Despite the urgency of the climate crisis and the importance of reducing greenhouse gas (GHG) emissions from land use and forestry, some Members of the European Parliament (MEPs), Member States and private actors continue to try to downgrade climate ambition. In upcoming votes about the proposed Land Use, Land Use Change and Forestry (LULUCF) Regulation, there are hopes that the European Parliament will set a more positive course.
Regarding the Commission’s proposal to amend LULUCF Regulation to make it “Fit for 55” – i.e., to set the EU on a path of 55 per cent GHG emissions reductions by 2030 – the Parliament ENVI Committee’s draft report, led by rapporteur Ville Niinisto from the Greens, was extremely strong. Since then, however, compromise amendments have been proposed that would weaken the initial draft. It is also possible that the Environment Council could reduce it ever further.
One issue at stake is whether to expand the legislation’s scope to include non-carbon-dioxide emissions from agriculture – creating a new ‘AFOLU’ (Agriculture, Forestry and Other Land Use) pillar. Including emissions from this sector would mean they could be hidden behind forests’ capacity to sequester carbon, essentially reducing pressure on the agriculture industry to reduce their emissions. To address the climate impact of land use, we need actual GHG emissions reductions and removals. It is therefore hopeful that the ENVI Committee and Member States are proposing to defer discussions about such fundamental changes until after 2030, when proper assessments could be carried out.
More serious issues remain.
The overarching land carbon removals target – the amount of carbon dioxide to be sequestered – must be considerably increased to maintain hope of mitigating the worst effects of climate change. Some 260 Mt (million tonnes of carbon dioxide equivalent) are captured today, and the Commission proposes to only raise this to 310 Mt. We could do far better. ENVI originally suggested a target of 490 Mt, and civil society hope for an even higher target by 2030.

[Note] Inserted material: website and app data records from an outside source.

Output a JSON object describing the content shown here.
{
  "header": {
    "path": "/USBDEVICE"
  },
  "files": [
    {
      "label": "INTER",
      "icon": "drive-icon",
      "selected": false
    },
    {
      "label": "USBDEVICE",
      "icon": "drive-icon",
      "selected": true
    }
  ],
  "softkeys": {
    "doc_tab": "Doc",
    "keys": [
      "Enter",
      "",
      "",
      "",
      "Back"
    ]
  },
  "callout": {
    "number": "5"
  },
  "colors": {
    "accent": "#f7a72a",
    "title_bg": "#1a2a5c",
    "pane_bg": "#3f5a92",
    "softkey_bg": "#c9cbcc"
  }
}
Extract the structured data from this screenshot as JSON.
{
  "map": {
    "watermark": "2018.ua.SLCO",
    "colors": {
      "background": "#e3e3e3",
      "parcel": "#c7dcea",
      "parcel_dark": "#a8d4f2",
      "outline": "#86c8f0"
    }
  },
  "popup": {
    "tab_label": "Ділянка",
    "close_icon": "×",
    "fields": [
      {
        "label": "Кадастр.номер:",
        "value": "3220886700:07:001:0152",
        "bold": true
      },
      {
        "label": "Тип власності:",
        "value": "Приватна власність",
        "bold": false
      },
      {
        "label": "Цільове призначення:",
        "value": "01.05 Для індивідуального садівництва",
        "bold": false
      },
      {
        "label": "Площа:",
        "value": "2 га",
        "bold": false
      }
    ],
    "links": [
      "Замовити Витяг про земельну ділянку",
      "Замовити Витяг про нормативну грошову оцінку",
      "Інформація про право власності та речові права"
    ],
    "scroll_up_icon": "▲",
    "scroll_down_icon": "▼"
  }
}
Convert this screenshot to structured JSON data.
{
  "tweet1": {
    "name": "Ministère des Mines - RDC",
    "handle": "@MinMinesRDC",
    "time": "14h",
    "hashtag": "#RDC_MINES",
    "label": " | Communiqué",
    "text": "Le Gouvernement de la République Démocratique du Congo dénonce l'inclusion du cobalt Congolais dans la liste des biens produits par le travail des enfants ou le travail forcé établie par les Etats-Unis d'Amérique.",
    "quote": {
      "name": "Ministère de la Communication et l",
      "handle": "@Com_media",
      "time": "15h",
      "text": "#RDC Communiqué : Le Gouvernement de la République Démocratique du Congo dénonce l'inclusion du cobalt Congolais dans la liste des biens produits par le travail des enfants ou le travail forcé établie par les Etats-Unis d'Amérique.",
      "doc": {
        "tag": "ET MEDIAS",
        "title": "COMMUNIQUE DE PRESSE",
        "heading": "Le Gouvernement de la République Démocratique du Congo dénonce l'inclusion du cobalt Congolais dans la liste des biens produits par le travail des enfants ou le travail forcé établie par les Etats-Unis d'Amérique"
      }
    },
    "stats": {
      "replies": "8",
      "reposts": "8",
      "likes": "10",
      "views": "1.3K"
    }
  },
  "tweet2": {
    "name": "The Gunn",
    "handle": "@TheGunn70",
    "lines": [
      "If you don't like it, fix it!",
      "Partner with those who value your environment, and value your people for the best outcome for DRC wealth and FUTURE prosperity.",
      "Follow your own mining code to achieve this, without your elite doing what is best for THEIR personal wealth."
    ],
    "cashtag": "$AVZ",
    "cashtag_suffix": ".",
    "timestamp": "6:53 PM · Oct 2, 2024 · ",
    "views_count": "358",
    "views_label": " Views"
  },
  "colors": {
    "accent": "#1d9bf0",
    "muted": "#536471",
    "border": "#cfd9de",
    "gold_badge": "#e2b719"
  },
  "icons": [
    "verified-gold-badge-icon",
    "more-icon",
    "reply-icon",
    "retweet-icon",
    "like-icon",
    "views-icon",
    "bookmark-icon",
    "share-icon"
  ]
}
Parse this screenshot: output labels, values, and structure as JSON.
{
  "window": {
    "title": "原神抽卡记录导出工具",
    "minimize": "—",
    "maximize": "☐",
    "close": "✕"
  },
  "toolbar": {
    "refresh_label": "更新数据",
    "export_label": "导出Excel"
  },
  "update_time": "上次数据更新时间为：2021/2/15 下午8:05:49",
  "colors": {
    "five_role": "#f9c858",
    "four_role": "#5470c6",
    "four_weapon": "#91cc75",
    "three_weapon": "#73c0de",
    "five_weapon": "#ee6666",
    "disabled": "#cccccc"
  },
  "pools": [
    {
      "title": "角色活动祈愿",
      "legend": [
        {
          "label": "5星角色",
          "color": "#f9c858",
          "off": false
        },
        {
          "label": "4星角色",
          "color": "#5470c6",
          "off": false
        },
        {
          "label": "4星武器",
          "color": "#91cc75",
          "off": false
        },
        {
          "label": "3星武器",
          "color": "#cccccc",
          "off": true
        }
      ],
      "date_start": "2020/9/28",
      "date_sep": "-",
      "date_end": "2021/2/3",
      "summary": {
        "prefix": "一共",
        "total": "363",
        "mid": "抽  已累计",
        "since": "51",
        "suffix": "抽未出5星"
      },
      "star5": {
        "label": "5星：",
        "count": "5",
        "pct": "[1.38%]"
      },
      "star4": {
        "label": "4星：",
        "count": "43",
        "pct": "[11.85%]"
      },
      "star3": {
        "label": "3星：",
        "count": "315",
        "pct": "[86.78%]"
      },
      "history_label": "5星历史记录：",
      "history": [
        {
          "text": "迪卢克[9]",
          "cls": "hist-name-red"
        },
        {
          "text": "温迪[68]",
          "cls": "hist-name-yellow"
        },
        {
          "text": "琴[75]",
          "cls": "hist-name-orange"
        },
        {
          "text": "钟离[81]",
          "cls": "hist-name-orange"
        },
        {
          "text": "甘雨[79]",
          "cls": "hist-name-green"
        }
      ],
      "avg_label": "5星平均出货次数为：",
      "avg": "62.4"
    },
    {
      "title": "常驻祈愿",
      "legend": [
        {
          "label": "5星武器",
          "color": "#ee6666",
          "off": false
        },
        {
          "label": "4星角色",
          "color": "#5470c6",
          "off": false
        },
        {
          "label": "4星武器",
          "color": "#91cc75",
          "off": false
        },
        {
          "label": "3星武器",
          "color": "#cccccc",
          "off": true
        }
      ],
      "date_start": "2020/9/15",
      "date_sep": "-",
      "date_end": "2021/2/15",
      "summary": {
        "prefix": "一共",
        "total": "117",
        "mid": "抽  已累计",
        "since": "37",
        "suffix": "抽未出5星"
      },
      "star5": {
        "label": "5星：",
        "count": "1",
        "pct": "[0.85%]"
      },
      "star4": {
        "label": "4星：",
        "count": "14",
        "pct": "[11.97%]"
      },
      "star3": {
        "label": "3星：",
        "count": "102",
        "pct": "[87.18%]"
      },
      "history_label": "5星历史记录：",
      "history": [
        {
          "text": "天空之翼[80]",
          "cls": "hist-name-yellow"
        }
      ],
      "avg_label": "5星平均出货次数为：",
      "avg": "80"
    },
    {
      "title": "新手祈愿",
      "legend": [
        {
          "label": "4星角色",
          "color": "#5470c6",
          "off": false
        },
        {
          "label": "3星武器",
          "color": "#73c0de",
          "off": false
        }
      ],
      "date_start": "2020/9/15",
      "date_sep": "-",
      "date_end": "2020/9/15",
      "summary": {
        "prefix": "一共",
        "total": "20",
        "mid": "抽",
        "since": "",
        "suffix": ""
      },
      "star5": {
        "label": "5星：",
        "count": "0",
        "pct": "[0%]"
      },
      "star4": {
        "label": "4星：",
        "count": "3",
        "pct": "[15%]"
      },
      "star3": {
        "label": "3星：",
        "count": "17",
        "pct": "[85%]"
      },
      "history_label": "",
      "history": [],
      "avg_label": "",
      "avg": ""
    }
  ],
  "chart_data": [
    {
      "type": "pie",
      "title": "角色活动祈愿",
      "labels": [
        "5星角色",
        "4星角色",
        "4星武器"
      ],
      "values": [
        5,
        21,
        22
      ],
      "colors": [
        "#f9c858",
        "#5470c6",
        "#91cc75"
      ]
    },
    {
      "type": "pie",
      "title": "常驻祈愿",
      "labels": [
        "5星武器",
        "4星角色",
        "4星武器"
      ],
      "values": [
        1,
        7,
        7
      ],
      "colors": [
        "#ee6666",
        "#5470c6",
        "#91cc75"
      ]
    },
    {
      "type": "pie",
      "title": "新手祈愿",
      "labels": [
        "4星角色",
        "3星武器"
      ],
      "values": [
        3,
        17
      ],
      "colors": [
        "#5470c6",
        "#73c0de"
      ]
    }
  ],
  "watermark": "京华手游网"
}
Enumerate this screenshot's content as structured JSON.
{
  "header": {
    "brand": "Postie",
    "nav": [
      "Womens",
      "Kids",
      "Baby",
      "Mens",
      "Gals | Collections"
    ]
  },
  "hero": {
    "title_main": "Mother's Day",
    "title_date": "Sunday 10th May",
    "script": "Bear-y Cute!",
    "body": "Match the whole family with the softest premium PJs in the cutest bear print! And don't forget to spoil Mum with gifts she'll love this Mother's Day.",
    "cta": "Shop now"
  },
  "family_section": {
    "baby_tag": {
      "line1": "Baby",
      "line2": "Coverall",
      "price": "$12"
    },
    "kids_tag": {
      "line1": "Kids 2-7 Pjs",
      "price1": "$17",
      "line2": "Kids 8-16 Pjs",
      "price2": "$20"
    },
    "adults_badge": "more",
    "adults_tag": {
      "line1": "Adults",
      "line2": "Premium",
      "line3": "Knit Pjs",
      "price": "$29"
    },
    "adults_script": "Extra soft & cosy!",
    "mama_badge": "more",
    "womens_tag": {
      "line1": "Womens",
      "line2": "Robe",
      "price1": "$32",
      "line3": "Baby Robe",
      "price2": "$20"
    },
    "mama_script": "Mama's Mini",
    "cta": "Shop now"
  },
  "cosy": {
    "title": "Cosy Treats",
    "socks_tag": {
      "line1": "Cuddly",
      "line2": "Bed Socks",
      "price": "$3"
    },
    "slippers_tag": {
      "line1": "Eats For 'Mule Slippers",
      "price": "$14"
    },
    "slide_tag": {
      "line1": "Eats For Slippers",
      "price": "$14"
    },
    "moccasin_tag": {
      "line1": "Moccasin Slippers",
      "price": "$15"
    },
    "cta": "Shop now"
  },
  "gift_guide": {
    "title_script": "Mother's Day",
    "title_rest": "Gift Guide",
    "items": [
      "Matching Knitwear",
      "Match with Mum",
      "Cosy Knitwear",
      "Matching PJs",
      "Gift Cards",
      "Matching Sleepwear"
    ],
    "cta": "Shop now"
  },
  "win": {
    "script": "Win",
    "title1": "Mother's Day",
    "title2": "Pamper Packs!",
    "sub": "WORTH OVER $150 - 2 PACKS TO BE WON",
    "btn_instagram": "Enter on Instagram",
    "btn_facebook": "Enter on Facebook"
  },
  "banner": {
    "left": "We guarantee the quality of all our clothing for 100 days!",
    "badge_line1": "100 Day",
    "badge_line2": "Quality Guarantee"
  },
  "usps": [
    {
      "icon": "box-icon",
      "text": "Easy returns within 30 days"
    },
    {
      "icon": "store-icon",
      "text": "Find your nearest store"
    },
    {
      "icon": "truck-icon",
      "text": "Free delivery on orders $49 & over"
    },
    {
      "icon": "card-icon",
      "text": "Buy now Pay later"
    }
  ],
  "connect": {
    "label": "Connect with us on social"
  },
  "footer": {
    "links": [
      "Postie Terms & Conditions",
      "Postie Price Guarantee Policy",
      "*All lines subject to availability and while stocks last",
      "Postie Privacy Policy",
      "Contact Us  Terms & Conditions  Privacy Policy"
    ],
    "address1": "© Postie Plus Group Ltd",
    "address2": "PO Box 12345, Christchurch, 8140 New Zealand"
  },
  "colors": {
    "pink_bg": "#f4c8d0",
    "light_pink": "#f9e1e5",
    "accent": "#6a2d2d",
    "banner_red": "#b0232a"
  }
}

Also damaging to ambition are discussions around whether to count the carbon sequestration of new categories of wood products – everything from hygiene products, to packaging, to toothpicks. These products are quickly disposed of, and if produced through more intensive harvesting (as is currently seen in Estonia), actively degrade forests. The private sector is pushing for a system that considers more wood products as having a climate benefit, despite the current decline of carbon stored in forests, and the likelihood that most of these products would be quickly sent to the landfill. Some MEPs have even suggested that bioenergy with carbon capture and storage (BECCS) be added to the list of wood products, despite the dubious climate impact. The fight is ongoing, and it is hoped that Parliament will soundly reject industry lobbying.
But the Council is where the biggest fight is likely to take place. Discussions surround the insertion of “flexibilities” into legislation would allow Member States to write off underachievement in one sector with overachievement in another sector so that, on paper at least, they would look like they had ‘achieved’ their targets. The ENVI rapporteur’s proposal had dramatically limited such flexibility, but the Commission proposed a weaker target, albeit with caveats. Rather than widening loopholes, we should insist on ecosystems restoration.
The ENVI committee in the European Parliament votes on the report on 16 May 2022 and the plenary will vote soon thereafter.